## EXERCISE DIRECTIONS
The answer must be every line of the data that holds the word "your".

[Web page and app entries]
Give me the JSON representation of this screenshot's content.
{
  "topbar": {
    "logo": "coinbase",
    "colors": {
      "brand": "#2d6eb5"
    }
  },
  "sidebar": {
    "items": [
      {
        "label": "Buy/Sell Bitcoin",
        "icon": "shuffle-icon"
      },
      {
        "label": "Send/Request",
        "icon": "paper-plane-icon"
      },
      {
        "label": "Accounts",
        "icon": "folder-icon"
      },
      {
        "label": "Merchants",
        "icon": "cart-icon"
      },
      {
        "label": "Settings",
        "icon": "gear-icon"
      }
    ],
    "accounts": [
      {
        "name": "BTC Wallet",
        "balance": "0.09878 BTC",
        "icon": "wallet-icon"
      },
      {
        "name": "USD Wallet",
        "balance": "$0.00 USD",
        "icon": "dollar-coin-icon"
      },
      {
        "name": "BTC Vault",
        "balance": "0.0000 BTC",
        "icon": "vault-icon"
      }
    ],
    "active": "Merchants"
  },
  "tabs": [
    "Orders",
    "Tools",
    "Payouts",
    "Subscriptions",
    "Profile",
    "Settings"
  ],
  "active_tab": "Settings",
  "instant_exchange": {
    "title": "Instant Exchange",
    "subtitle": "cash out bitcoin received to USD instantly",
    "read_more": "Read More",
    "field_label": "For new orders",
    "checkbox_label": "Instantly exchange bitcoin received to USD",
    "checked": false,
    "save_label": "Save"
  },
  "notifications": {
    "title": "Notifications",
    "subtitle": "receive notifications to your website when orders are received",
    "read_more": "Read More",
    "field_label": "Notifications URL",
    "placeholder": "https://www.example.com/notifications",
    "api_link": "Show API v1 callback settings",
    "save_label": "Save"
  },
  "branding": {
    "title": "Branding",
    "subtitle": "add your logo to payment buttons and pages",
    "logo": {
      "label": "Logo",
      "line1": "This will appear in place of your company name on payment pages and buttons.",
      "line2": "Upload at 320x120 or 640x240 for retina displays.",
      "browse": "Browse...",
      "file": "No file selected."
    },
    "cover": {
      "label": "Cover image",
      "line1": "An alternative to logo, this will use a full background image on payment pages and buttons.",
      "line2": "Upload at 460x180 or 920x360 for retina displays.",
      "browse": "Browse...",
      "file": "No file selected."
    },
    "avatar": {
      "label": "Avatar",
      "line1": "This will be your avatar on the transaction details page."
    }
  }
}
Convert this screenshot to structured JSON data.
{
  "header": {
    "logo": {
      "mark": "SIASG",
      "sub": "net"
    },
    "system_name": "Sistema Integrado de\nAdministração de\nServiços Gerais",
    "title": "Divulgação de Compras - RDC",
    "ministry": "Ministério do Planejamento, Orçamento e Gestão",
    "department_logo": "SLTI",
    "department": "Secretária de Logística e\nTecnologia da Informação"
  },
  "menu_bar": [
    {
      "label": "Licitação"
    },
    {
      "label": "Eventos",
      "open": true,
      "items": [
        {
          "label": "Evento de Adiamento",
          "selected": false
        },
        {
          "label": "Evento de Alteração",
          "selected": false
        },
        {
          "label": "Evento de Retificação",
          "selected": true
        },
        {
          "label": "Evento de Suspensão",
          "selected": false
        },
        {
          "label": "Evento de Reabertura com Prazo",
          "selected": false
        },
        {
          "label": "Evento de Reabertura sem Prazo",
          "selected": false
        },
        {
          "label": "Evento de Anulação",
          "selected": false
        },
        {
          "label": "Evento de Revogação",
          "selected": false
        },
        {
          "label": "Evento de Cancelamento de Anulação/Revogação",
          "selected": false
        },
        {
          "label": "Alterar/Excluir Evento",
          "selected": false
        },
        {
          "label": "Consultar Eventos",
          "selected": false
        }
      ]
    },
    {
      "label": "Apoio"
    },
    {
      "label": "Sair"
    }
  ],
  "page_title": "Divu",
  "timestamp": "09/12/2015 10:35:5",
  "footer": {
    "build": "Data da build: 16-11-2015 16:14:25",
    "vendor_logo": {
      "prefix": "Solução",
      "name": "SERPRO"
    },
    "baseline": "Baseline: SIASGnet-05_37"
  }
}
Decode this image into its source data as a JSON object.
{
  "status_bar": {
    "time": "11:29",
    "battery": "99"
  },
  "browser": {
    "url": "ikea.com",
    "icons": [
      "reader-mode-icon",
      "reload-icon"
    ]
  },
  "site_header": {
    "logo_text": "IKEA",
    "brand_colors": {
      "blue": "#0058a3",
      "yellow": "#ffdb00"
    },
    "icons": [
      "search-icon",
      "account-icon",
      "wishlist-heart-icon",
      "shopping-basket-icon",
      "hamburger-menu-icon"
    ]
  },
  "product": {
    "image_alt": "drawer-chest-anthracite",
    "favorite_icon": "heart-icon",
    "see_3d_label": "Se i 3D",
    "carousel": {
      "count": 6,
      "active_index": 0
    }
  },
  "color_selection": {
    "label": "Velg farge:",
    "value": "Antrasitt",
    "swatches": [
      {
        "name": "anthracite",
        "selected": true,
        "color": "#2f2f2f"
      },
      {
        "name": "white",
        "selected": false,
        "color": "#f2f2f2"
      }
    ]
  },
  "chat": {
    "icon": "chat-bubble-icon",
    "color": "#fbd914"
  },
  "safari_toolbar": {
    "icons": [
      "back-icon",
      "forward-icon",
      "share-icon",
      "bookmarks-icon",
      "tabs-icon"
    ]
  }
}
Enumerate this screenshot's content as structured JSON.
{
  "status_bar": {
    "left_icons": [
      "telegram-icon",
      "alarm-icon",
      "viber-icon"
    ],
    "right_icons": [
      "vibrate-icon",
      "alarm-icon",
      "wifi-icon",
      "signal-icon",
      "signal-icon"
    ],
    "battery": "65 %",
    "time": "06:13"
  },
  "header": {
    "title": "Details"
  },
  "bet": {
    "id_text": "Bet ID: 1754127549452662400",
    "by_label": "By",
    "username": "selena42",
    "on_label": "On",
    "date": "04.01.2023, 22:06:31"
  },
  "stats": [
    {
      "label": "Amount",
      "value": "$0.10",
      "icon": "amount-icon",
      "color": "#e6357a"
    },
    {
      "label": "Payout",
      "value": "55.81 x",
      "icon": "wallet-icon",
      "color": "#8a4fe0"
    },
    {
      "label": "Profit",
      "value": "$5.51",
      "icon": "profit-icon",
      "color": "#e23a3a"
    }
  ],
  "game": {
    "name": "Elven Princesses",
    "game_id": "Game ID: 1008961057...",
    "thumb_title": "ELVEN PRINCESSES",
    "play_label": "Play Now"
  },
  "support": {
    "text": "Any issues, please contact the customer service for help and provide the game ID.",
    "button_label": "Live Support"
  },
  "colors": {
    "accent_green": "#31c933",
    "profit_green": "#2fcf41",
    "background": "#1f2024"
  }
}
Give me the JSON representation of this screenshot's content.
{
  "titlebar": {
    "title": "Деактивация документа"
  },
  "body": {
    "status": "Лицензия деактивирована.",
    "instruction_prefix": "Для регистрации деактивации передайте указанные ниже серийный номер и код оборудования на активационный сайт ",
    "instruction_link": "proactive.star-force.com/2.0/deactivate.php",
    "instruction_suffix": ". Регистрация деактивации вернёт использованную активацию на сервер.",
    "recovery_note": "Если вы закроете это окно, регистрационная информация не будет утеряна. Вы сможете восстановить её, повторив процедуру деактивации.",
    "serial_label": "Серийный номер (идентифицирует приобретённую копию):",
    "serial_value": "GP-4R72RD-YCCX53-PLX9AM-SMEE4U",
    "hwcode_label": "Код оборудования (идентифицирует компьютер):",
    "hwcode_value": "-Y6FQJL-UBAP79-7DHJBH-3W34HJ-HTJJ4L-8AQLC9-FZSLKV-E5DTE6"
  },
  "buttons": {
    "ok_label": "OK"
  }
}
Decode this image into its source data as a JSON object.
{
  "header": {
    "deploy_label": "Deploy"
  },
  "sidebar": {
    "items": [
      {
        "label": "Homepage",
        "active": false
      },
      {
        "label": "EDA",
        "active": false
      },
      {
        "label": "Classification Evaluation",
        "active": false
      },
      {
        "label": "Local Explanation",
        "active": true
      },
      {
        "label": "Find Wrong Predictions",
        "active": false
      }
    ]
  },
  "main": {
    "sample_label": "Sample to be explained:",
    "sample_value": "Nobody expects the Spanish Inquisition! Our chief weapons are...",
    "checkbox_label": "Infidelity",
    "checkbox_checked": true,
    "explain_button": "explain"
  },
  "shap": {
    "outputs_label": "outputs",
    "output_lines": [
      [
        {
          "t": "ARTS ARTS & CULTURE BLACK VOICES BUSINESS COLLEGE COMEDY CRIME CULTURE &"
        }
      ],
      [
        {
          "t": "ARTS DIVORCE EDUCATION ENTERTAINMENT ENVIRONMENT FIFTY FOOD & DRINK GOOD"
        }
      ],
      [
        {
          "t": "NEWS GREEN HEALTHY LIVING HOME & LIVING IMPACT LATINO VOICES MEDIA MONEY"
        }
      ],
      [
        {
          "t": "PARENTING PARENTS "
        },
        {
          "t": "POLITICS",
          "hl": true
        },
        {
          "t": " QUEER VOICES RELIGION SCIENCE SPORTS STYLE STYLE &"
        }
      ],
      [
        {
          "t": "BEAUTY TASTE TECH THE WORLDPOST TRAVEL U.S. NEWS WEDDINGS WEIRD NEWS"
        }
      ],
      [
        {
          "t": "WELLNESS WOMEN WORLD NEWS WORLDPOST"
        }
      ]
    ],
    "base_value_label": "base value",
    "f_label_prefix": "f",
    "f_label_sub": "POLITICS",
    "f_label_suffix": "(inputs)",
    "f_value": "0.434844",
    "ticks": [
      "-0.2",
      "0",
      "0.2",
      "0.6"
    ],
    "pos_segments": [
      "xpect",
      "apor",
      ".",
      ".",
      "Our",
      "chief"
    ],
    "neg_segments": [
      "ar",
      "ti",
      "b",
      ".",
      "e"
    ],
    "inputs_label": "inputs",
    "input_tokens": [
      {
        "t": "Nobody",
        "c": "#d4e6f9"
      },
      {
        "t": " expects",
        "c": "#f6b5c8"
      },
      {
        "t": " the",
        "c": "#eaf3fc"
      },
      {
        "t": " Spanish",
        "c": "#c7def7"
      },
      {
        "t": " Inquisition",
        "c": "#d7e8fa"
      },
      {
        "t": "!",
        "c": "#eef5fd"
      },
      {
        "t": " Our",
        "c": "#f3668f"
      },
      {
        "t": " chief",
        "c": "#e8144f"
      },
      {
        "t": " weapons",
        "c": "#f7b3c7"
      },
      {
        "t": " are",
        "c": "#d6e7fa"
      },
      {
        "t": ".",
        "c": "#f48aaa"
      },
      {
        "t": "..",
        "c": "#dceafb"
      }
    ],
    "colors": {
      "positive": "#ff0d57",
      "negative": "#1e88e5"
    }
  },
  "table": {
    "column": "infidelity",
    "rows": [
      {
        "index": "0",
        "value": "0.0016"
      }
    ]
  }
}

## RESPONSE BOX
    "subtitle": "receive notifications to your website when orders are received",
    "subtitle": "add your logo to payment buttons and pages",
      "line1": "This will appear in place of your company name on payment pages and buttons.",
      "line1": "This will be your avatar on the transaction details page."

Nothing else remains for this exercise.